Australian Businesses Experiencing More Cyber Security Breaches, Spending on the Rise


According to new research from Accenture and The Ponemon Institute, cyber-crime in Australia increased by over 25 per cent in 2017, the second highest rate of countries surveyed, with Australian businesses increasing spend on their cyber defences accordingly (a 25 per cent increase from 2016.)

As part of the global survey, 2182 interviews were conducted from 254 companies, in seven countries including the United States, Germany, Japan, the United Kingdom, France, Italy, and 169 from Australia.

Australian businesses experienced an average of 53 security breaches last year, a 25 per cent increase, but significantly less than the global average of 130.

In Australia, malicious insiders, phishing and social engineering are the costliest attack types, with a price tag of $136,804 and $112,902 per incident, respectively. Detection accounts for one third of security costs on average.

The survey of 169 interviews revealed that the use of AI and advanced analytics in cyber security is low, with only 24 per cent and 32 per cent of companies respectively having deployed these technologies. However, these technologies were found to produce amongst the highest level of cost savings when compared to other security and defence costs.

“With cyber incidents on the rise, and ever evolving in terms of scale and sophistication, Australian businesses should ensure they are appropriately prepared. It is encouraging to see strong investment in this field, however it is clear that businesses should consider the targeted deployment of advanced analytics and artificial intelligence in their cyber defences,” said Josh Kennedy-White, Managing Director, Accenture Security, Asia Pacific. “These advanced technologies represent significant return on investment.”

Other relevant findings include:

  • Information loss is one of the most expensive consequences of cyber-attacks in Australia, second to business disruption (41 per cent and 32 per cent respectively)
  • The most common security technologies deployed in Australia are security intelligence systems (64 per cent), advanced identity and access governance (60 per cent)

Steps to improve effectiveness of cybersecurity efforts

By taking the following three steps, Australian organisations can further improve the effectiveness of their cybersecurity efforts to fend off and reduce the impact of cyber-crime:
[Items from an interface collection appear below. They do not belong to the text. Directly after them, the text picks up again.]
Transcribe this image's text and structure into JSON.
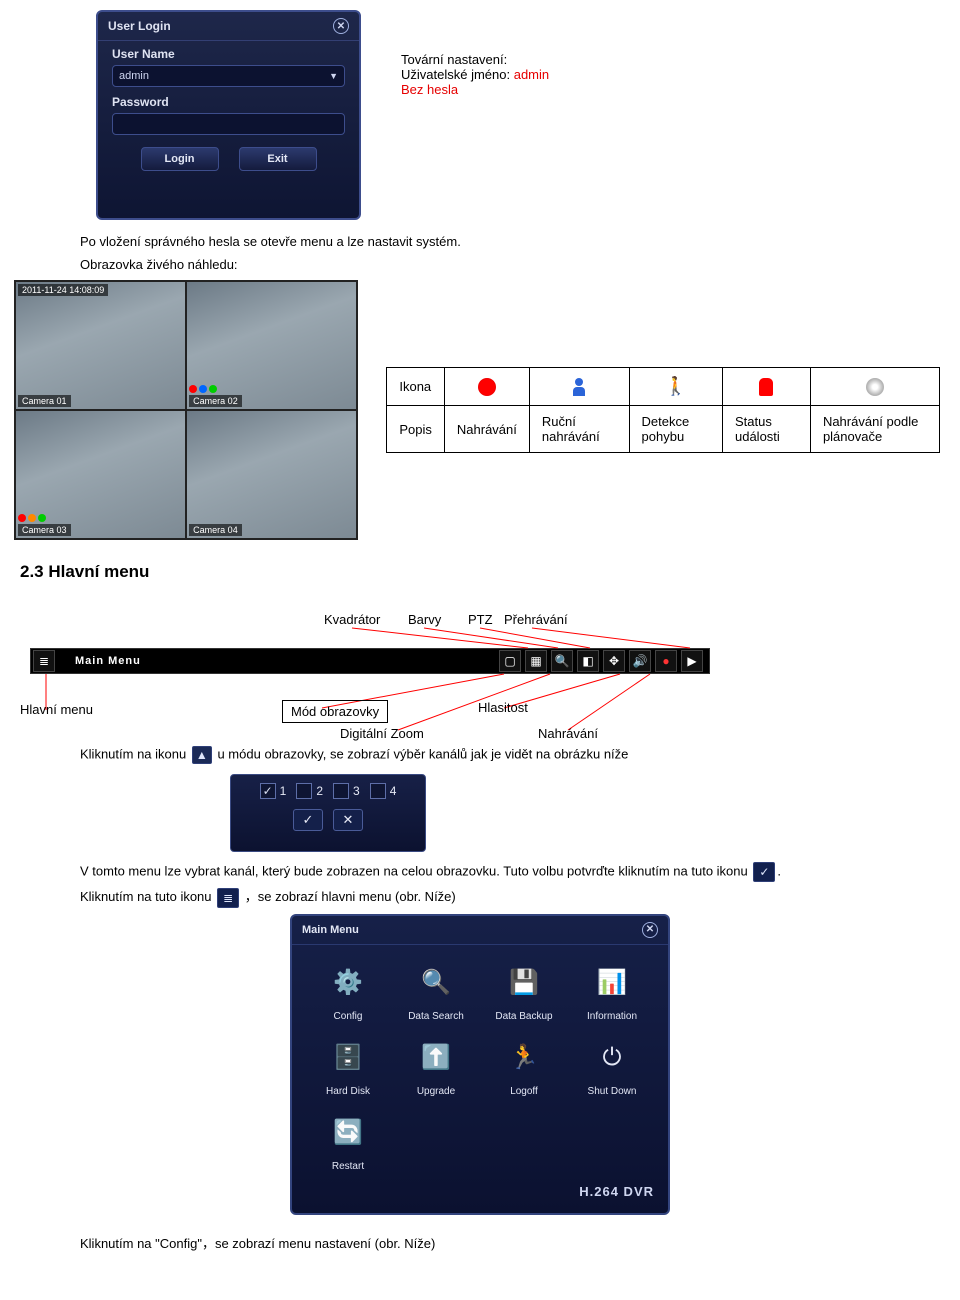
{
  "login": {
    "title": "User Login",
    "userLabel": "User Name",
    "userValue": "admin",
    "passLabel": "Password",
    "loginBtn": "Login",
    "exitBtn": "Exit"
  },
  "factory": {
    "line1": "Tovární nastavení:",
    "line2a": "Uživatelské jméno: ",
    "line2b": "admin",
    "line3": "Bez hesla"
  },
  "text": {
    "afterLogin": "Po vložení správného hesla se otevře menu a lze nastavit systém.",
    "livePreview": "Obrazovka živého náhledu:",
    "secHead": "2.3 Hlavní menu",
    "clickIconPart1": "Kliknutím na ikonu ",
    "clickIconPart2": " u módu obrazovky, se zobrazí výběr kanálů jak je vidět na obrázku níže",
    "chanLine1a": "V tomto menu lze vybrat kanál, který bude zobrazen na celou obrazovku. Tuto volbu potvrďte kliknutím na tuto ikonu ",
    "chanLine1b": ".",
    "chanLine2a": "Kliknutím na tuto ikonu ",
    "chanLine2b": "，se zobrazí hlavni menu (obr. Níže)",
    "configLine": "Kliknutím na \"Config\"，se zobrazí menu nastavení (obr. Níže)"
  },
  "cams": {
    "ts": "2011-11-24 14:08:09",
    "c1": "Camera 01",
    "c2": "Camera 02",
    "c3": "Camera 03",
    "c4": "Camera 04"
  },
  "legend": {
    "hIcon": "Ikona",
    "hPopis": "Popis",
    "c1": "Nahrávání",
    "c2": "Ruční nahrávání",
    "c3": "Detekce pohybu",
    "c4": "Status události",
    "c5": "Nahrávání podle plánovače"
  },
  "diagram": {
    "kvadrator": "Kvadrátor",
    "barvy": "Barvy",
    "ptz": "PTZ",
    "prehravani": "Přehrávání",
    "hlavniMenu": "Hlavní menu",
    "modObrazovky": "Mód obrazovky",
    "digitalniZoom": "Digitální Zoom",
    "hlasitost": "Hlasitost",
    "nahravani": "Nahrávání",
    "barTitle": "Main Menu"
  },
  "chansel": {
    "c1": "1",
    "c2": "2",
    "c3": "3",
    "c4": "4"
  },
  "mainmenu": {
    "title": "Main Menu",
    "items": [
      "Config",
      "Data Search",
      "Data Backup",
      "Information",
      "Hard Disk",
      "Upgrade",
      "Logoff",
      "Shut Down",
      "Restart"
    ],
    "footer": "H.264 DVR"
  }
}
  1. Build cybersecurity on a strong foundation: Invest in the ‘brilliant basics’ such as security intelligence and advanced access management and yet recognise the need to innovate to stay ahead of hackers.
  2. Undertake extreme pressure testing: Organisations should not rely on compliance alone to enhance their security profile but undertake extreme pressure testing to identify vulnerabilities more rigorously than even the most highly motivated attacker.
  3. Invest in breakthrough innovation: Balance spend on new technologies, specifically analytics and artificial intelligence, to enhance program effectiveness and scale value.


The study, conducted by the Ponemon Institute on behalf of Accenture, analyses a variety of costs associated with cyber-attacks to IT infrastructure, economic espionage, business disruption, ex-filtration of intellectual property and revenue losses. Data was collected from 2,182 interviews conducted over a ten-month period from a benchmark sample of 254 organisations in seven countries – the US, United Kingdom, Australia, Germany, Japan, France and Italy. The study represents the annualised cost of all cyber-crime events and exploits experienced over a one-year period. These include costs to detect, recover, investigate and manage the incident response. Also covered are costs that result in after-the-fact activities and efforts to contain additional expenses from business disruption and the loss of customers.